YOUR ASSIGNMENT —
Tally the lines in the entries below where the string "digit" occurs. Reply with the total alone.

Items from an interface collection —
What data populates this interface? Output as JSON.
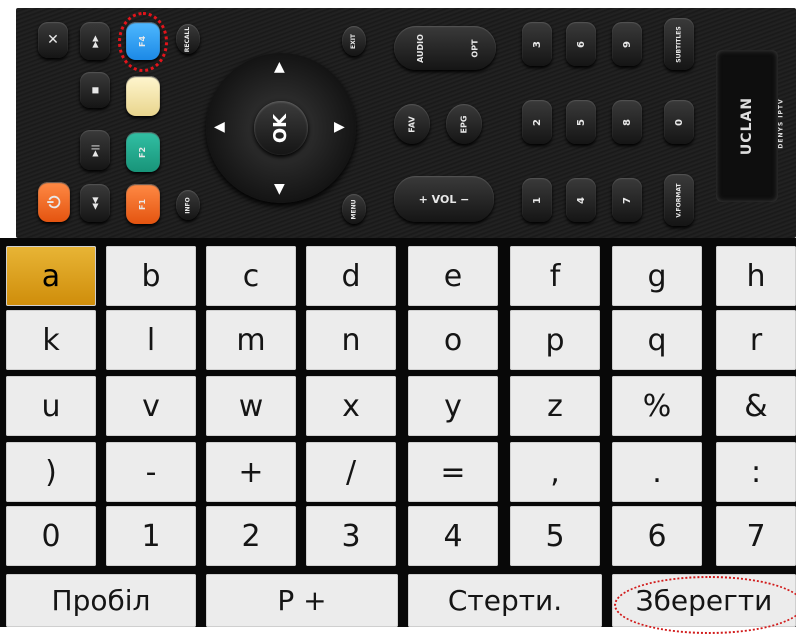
{
  "remote": {
    "buttons": [
      {
        "name": "mute-button",
        "label": "",
        "x": 0
      },
      {
        "name": "fast-forward-button",
        "label": "▶▶"
      },
      {
        "name": "f4-button",
        "label": "F4"
      },
      {
        "name": "recall-button",
        "label": "RECALL"
      },
      {
        "name": "stop-button",
        "label": "■"
      },
      {
        "name": "yellow-button",
        "label": ""
      },
      {
        "name": "play-pause-button",
        "label": "▶||"
      },
      {
        "name": "f2-button",
        "label": "F2"
      },
      {
        "name": "power-button",
        "label": "⏻"
      },
      {
        "name": "rewind-button",
        "label": "◀◀"
      },
      {
        "name": "f1-button",
        "label": "F1"
      },
      {
        "name": "info-button",
        "label": "INFO"
      },
      {
        "name": "exit-button",
        "label": "EXIT"
      },
      {
        "name": "audio-button",
        "label": "AUDIO"
      },
      {
        "name": "opt-button",
        "label": "OPT"
      },
      {
        "name": "fav-button",
        "label": "FAV"
      },
      {
        "name": "epg-button",
        "label": "EPG"
      },
      {
        "name": "menu-button",
        "label": "MENU"
      },
      {
        "name": "vol-rocker",
        "label": "+   VOL   −"
      },
      {
        "name": "digit-3-button",
        "label": "3"
      },
      {
        "name": "digit-6-button",
        "label": "6"
      },
      {
        "name": "digit-9-button",
        "label": "9"
      },
      {
        "name": "subtitles-button",
        "label": "SUBTITLES"
      },
      {
        "name": "digit-2-button",
        "label": "2"
      },
      {
        "name": "digit-5-button",
        "label": "5"
      },
      {
        "name": "digit-8-button",
        "label": "8"
      },
      {
        "name": "digit-0-button",
        "label": "0"
      },
      {
        "name": "digit-1-button",
        "label": "1"
      },
      {
        "name": "digit-4-button",
        "label": "4"
      },
      {
        "name": "digit-7-button",
        "label": "7"
      },
      {
        "name": "vformat-button",
        "label": "V.FORMAT"
      }
    ],
    "ok_label": "OK",
    "logo_text": "UCLAN",
    "logo_subtext": "DENYS IPTV",
    "highlight_color": "#e3141b"
  },
  "keyboard": {
    "rows": [
      [
        "a",
        "b",
        "c",
        "d",
        "e",
        "f",
        "g",
        "h"
      ],
      [
        "k",
        "l",
        "m",
        "n",
        "o",
        "p",
        "q",
        "r"
      ],
      [
        "u",
        "v",
        "w",
        "x",
        "y",
        "z",
        "%",
        "&"
      ],
      [
        ")",
        "-",
        "+",
        "/",
        "=",
        ",",
        ".",
        ":"
      ],
      [
        "0",
        "1",
        "2",
        "3",
        "4",
        "5",
        "6",
        "7"
      ]
    ],
    "bottom_row": [
      "Пробіл",
      "P +",
      "Стерти.",
      "Зберегти"
    ],
    "selected_key": "a",
    "selected_color": "#e3a21f",
    "highlighted_action": "Зберегти"
  }
}
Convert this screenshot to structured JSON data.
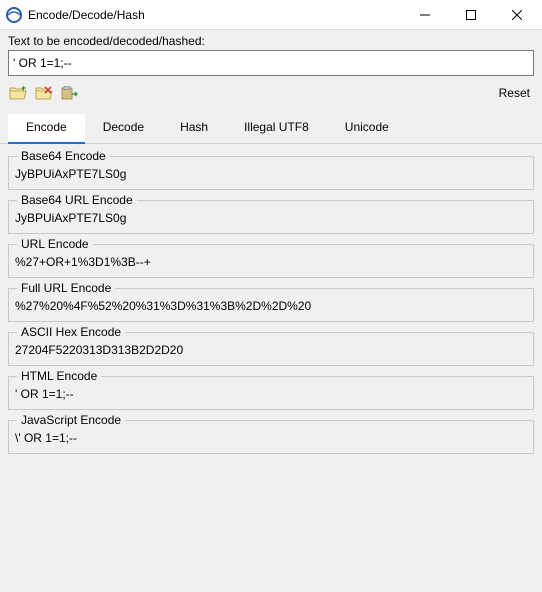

ANSWER BELOW —
10